Before introducing our numerical method and the Husimi projection method, we review the properties of mixed phase space via the surface of section method in the context of the quadrupole billiard/ARC. This billiard is described by the boundary shape:

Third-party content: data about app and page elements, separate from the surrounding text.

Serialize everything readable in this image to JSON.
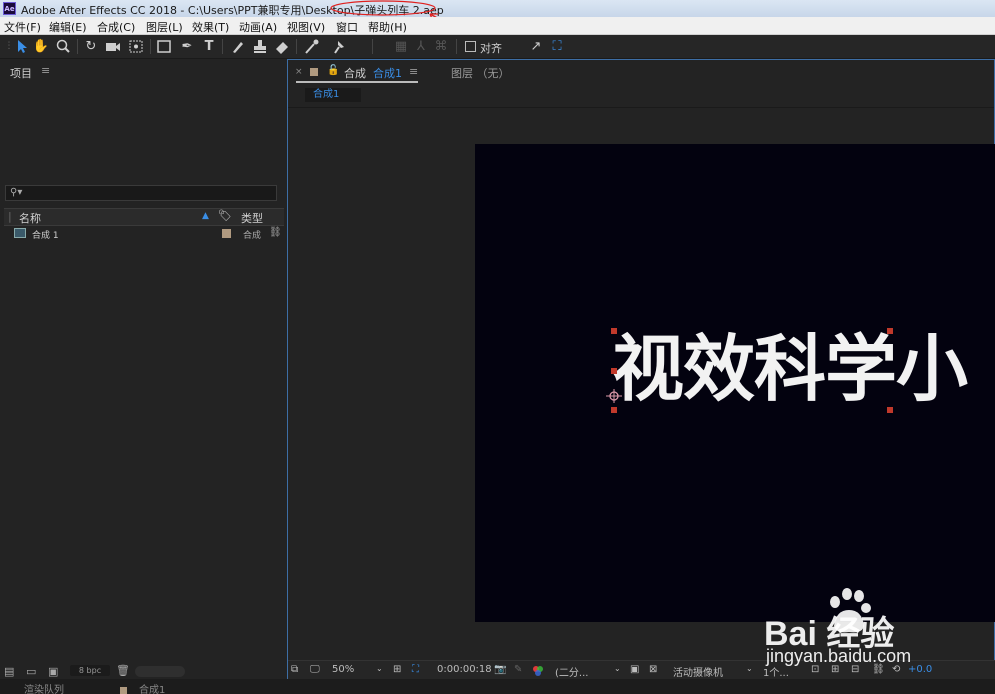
{
  "window": {
    "logo": "Ae",
    "title": "Adobe After Effects CC 2018 - C:\\Users\\PPT兼职专用\\Desktop\\子弹头列车 2.aep"
  },
  "menu": [
    "文件(F)",
    "编辑(E)",
    "合成(C)",
    "图层(L)",
    "效果(T)",
    "动画(A)",
    "视图(V)",
    "窗口",
    "帮助(H)"
  ],
  "toolbar": {
    "tools": [
      "selection-tool",
      "hand-tool",
      "zoom-tool",
      "rotate-tool",
      "camera-tool",
      "pan-behind-tool",
      "rectangle-tool",
      "pen-tool",
      "text-tool",
      "brush-tool",
      "clone-stamp-tool",
      "eraser-tool",
      "roto-brush-tool",
      "puppet-pin-tool"
    ],
    "snap_label": "对齐"
  },
  "project_panel": {
    "title": "项目",
    "columns": {
      "name": "名称",
      "type": "类型"
    },
    "items": [
      {
        "name": "合成 1",
        "type": "合成"
      }
    ],
    "bpc": "8 bpc"
  },
  "comp_viewer": {
    "tab_prefix": "合成",
    "tab_name": "合成1",
    "layer_tab": "图层 （无）",
    "breadcrumb": "合成1",
    "canvas_text": "视效科学小",
    "zoom": "50%",
    "timecode": "0:00:00:18",
    "resolution": "(二分...",
    "camera": "活动摄像机",
    "views": "1个...",
    "exposure": "+0.0"
  },
  "bottom": {
    "left": "渲染队列",
    "right": "合成1"
  },
  "watermark": {
    "brand": "Bai  经验",
    "url": "jingyan.baidu.com"
  },
  "colors": {
    "accent": "#3a8ee6",
    "annotation": "#e0201e",
    "canvas_bg": "#03020f"
  }
}
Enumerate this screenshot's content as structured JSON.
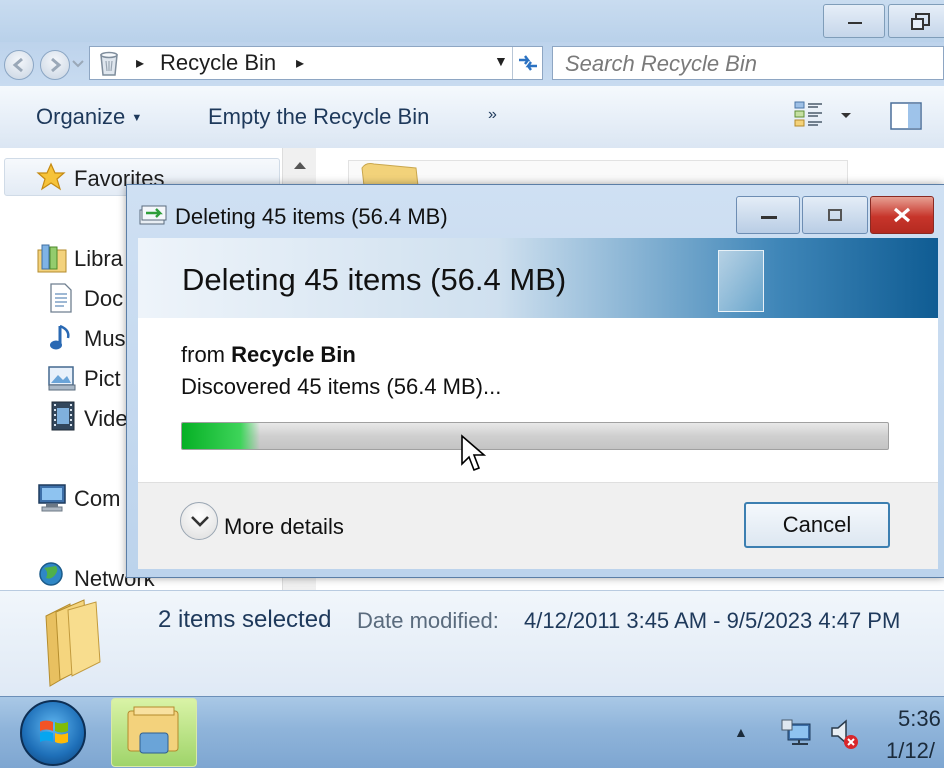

R( ) = R0(1 + cos 2 ) (8) which in the zero deformation limit = 0 reduces to a circular billiard, which as we have already noted, is integrable. Therefore the variation of the parameter starting from zero induces a transition to chaos. As the perturbation is smooth, various results in dynamical systems (collectively known as Kolmogorov-Arnold-Moser theory) imply that the transition to chaos is gradual[3, 39]. The quadrupole billiard displays the typical behavior characteristic of this transition. In our initial discussion here we treat the ideal perfectly-re ecting billiard; later we will discuss the role of ray escape in ARCs. When the shape is gradually deformed, it quickly becomes unfeasible to capture the types of ensuing ray motion by standard ray tracing methods in real space. A standard tool of non-linear dynamics, which proves to be very useful in disentangling the dynamical information, is the Poincar e surface of section (SOS)[43, 57]. In this two-dimensional phase-space representation, the internal ray motion is conveniently parametrized by recording the pair of numbers ( i, sin i) at each re ection i, where i is the polar angle denoting the position of the ith re ection on the boundary and sin i is the corresponding angle of incidence of the ray at that position (see Fig. 2). Each initial point is then evolved in time through the iteration of the SOS map i i + 1, resulting in basically two general classes of distributions. If the iteration results in a one-dimensional distribution→ (an invariant curve), the motion represented is regular. On the other hand exploration of a two-dimensional region is the signature of chaotic motion. The transition to ray chaos in the quadrupole billiard is illustrated in Fig. 3. At zero deformation the conservation of sin results in straight line trajectories throughout the SOS and we have globally regular motion. These are the well-known whispering gallery (WG) orbits for sin > 1/n. As the deformation is increased (see Fig. 3) chaotic motion appears (the areas of scattered points in Fig. 3) and a given initial condition explores a larger range of values of sin . Simultaneously, islands of stable motion emerge (closed curves in Fig. 3), but there also exist extended “KAM curves” (open curves in Fig. 3), which describe a deformed WG-like motion close to the perimeter of the boundary. These islands and KAM curves cannot be crossed by chaotic trajectories in the SOS. As the transition to chaos ensues, a crucial role is played by the periodic orbits (POs), which appear as xed points of the SOS map. The local structure of the islands and chaotic layers can be understood through the periodic orbits which they contain. Thus, the center of each island contains a stable xed point, and close to each stable xed point the invariant curves form a family of rotated ellipses. The Birkho xed point theorem guarantees that each stable xed point has an unstable partner, which resides on the intersection of separatrix curves surrounding the elliptic manifolds. Chaotic 7